INSTRUCTIONS FOR THE TASK. Tally the lines of the records below that include the word "JSON", and write down only that tally.

[Stored items from a collection]
>>

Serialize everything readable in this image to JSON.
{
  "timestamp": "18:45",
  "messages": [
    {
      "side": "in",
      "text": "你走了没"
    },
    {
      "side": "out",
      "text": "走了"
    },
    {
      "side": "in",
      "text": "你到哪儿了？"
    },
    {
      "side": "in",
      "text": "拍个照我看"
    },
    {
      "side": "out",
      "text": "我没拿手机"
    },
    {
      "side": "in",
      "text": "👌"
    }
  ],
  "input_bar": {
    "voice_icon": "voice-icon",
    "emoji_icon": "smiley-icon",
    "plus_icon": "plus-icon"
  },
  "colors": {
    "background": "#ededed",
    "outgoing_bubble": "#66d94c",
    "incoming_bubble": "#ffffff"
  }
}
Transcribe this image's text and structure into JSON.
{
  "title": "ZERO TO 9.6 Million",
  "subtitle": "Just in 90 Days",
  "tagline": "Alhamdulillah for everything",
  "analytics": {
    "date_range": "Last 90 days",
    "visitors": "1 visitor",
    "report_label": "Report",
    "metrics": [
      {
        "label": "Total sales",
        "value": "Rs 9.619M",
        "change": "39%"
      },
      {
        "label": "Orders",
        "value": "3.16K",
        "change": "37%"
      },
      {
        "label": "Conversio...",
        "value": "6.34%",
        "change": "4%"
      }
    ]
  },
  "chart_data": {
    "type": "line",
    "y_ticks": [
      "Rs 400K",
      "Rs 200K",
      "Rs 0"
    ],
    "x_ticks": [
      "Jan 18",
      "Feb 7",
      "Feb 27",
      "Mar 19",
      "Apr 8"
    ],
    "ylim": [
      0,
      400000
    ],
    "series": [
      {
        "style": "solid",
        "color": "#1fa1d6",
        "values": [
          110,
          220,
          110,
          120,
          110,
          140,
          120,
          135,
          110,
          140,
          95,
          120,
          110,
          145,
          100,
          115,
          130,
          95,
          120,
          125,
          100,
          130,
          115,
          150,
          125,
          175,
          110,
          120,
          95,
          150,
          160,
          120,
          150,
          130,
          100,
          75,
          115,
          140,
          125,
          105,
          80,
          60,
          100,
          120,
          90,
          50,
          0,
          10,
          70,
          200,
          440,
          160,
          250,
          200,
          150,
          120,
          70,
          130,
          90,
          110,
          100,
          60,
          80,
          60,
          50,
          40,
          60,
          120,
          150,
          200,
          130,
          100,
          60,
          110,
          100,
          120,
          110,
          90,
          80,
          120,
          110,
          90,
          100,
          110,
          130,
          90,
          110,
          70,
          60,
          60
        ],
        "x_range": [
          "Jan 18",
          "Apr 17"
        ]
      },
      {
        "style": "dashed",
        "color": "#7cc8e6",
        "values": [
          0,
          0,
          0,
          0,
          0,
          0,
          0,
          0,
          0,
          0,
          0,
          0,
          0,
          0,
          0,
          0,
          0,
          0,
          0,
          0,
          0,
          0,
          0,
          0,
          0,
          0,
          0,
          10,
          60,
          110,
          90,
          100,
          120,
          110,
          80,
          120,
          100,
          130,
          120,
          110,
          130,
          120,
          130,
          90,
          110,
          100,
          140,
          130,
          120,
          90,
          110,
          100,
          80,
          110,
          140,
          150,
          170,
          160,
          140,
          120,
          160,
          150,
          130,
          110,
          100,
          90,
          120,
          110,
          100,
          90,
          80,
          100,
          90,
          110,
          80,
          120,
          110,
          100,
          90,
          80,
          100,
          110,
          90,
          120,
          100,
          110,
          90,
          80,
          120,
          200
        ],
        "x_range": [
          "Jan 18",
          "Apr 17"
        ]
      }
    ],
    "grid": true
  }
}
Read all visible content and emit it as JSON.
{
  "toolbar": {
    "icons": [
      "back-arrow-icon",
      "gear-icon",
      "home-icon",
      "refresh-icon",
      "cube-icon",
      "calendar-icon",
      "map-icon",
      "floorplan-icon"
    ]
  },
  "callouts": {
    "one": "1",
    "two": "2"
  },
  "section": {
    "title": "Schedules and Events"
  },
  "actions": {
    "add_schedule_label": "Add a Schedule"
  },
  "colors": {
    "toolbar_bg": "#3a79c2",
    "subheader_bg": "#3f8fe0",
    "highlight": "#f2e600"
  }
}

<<

RESPONSE TO THE TASK. 3